One model from the IWC collection presented during the Watches & Wonders 2015 stuck out, the Portofino Monopusher Chronograph with manual winding. With its perfectly balanced case and chronograph pusher embedded in the winding crown, this sizable device falls in the category "reasonable vintage." In other words, this timekeeper in anthracite color aims to conceal its functionalities in order to attract the eye to its overall design. The equilibrium is stupendous, with two totalizers at 6 and 12 o'clock respectively, and the power reserve indicator. Through the transparent case back, one can see the in-house hand-wound mechanical movement, finished with great care, and boasting a large and impressive column wheel. This chronograph, with its refined look and ideal proportions, boasts a truly timeless design. It will satisfy the city dweller in a quest for a sober timekeeper with powerful charisma.

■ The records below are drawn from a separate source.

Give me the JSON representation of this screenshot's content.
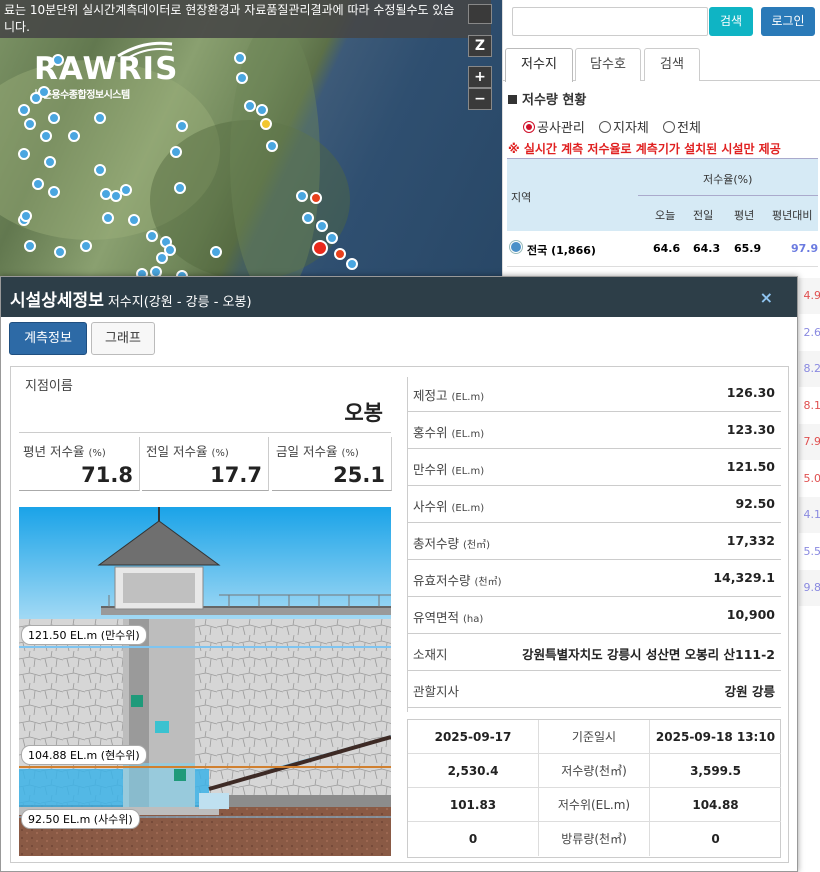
{
  "map": {
    "notice_line1": "료는 10분단위 실시간계측데이터로 현장환경과 자료품질관리결과에 따라 수정될수도 있습",
    "notice_line2": "니다.",
    "logo_brand": "RAWRIS",
    "logo_sub": "농촌용수종합정보시스템",
    "ctrl_z": "Z",
    "ctrl_zoom_in": "+",
    "ctrl_zoom_out": "−"
  },
  "panel": {
    "search_placeholder": "",
    "search_button": "검색",
    "login_button": "로그인",
    "tabs": [
      "저수지",
      "담수호",
      "검색"
    ],
    "section_title": "저수량 현황",
    "radio_options": [
      "공사관리",
      "지자체",
      "전체"
    ],
    "notice": "※ 실시간 계측 저수율로 계측기가 설치된 시설만 제공",
    "table": {
      "col_region": "지역",
      "col_group": "저수율(%)",
      "col_today": "오늘",
      "col_yesterday": "전일",
      "col_normal": "평년",
      "col_vs_normal": "평년대비",
      "first_row": {
        "region": "전국 (1,866)",
        "today": "64.6",
        "yesterday": "64.3",
        "normal": "65.9",
        "vs_normal": "97.9"
      },
      "partial_vs_normal": [
        "4.9",
        "2.6",
        "8.2",
        "8.1",
        "7.9",
        "5.0",
        "4.1",
        "5.5",
        "9.8"
      ]
    }
  },
  "modal": {
    "title": "시설상세정보",
    "subtitle": "저수지(강원 - 강릉 - 오봉)",
    "close_icon": "×",
    "tabs": [
      "계측정보",
      "그래프"
    ],
    "station_label": "지점이름",
    "station_name": "오봉",
    "rates": [
      {
        "label": "평년 저수율",
        "unit": "(%)",
        "value": "71.8"
      },
      {
        "label": "전일 저수율",
        "unit": "(%)",
        "value": "17.7"
      },
      {
        "label": "금일 저수율",
        "unit": "(%)",
        "value": "25.1"
      }
    ],
    "illustration": {
      "full_level": "121.50 EL.m (만수위)",
      "current_level": "104.88 EL.m (현수위)",
      "dead_level": "92.50 EL.m (사수위)"
    },
    "specs": [
      {
        "key": "제정고",
        "unit": "(EL.m)",
        "value": "126.30"
      },
      {
        "key": "홍수위",
        "unit": "(EL.m)",
        "value": "123.30"
      },
      {
        "key": "만수위",
        "unit": "(EL.m)",
        "value": "121.50"
      },
      {
        "key": "사수위",
        "unit": "(EL.m)",
        "value": "92.50"
      },
      {
        "key": "총저수량",
        "unit": "(천㎥)",
        "value": "17,332"
      },
      {
        "key": "유효저수량",
        "unit": "(천㎥)",
        "value": "14,329.1"
      },
      {
        "key": "유역면적",
        "unit": "(ha)",
        "value": "10,900"
      },
      {
        "key": "소재지",
        "unit": "",
        "value": "강원특별자치도 강릉시 성산면 오봉리 산111-2"
      },
      {
        "key": "관할지사",
        "unit": "",
        "value": "강원 강릉"
      }
    ],
    "grid": {
      "rows": [
        [
          "2025-09-17",
          "기준일시",
          "2025-09-18 13:10"
        ],
        [
          "2,530.4",
          "저수량(천㎥)",
          "3,599.5"
        ],
        [
          "101.83",
          "저수위(EL.m)",
          "104.88"
        ],
        [
          "0",
          "방류량(천㎥)",
          "0"
        ]
      ]
    }
  }
}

A visit to Panerai was also in the wings, because the company had announced the presentation of some extremely attractive products, like the new Radiomir 1940 Three Days in a 42-millimeter steel or rose gold case equipped with the latest Panerai caliber with manual winding, the P. 1000. It comes with colorful bracelets and is perfect for women who feel an urge to leave the beaten paths or for aficionados of vintage timepieces with a strong character. Equally remarkable is the Radiomir 1940 Three Days Automatic in a 42-millimeter steel case. With this second offering, the collection, which is already much-prized, attained its point of equilibrium. The automatic caliber, wound with a micro-rotor, has a number of advantages, including ensuring the watch's handsome lines, which are the source of its charm. These two very attractive timepieces, the Radiomir and the IWC chronograph mentioned above, respond to a target group including aficionados seeking a new watch experience.And they will be satisfied , because nothing was left to chance, except perhaps the finishings on the caliber P.1000, which left us a little doubtful.
The day at Watches & Wonders would not have been rounded off without the discovery of a genuine horological nugget, namely at Jaeger-LeCoultre:the Geophysic. From the heart of this line that has already spawned a wealth of products comes the Geophysic True Second, a watch inspired by a reference launched in 1958, the International Geophysical Year.With its case in steel or rose gold, and its automatic caliber JLC770, this highly accurate chronometer – never certified by a dedicated organization – will be the pride and joy of purists, because it features some rare assets.One in particular is the Gyrolab®, a precision balance wheel that vibrates at 28,800 vph. It was originally developed in 2007 for the Master Compressor Extreme Lab 1. The designers also used a deadbeat second, which was given the name "True Second®" for this watch.The 39.6-millimeter case is perfectly balanced. This is a watch that will definitely appeal to the expert with a taste for contemporary classical products that have synthesized the best of past and present watchmaking and, as such, always go further in their quest for essential values.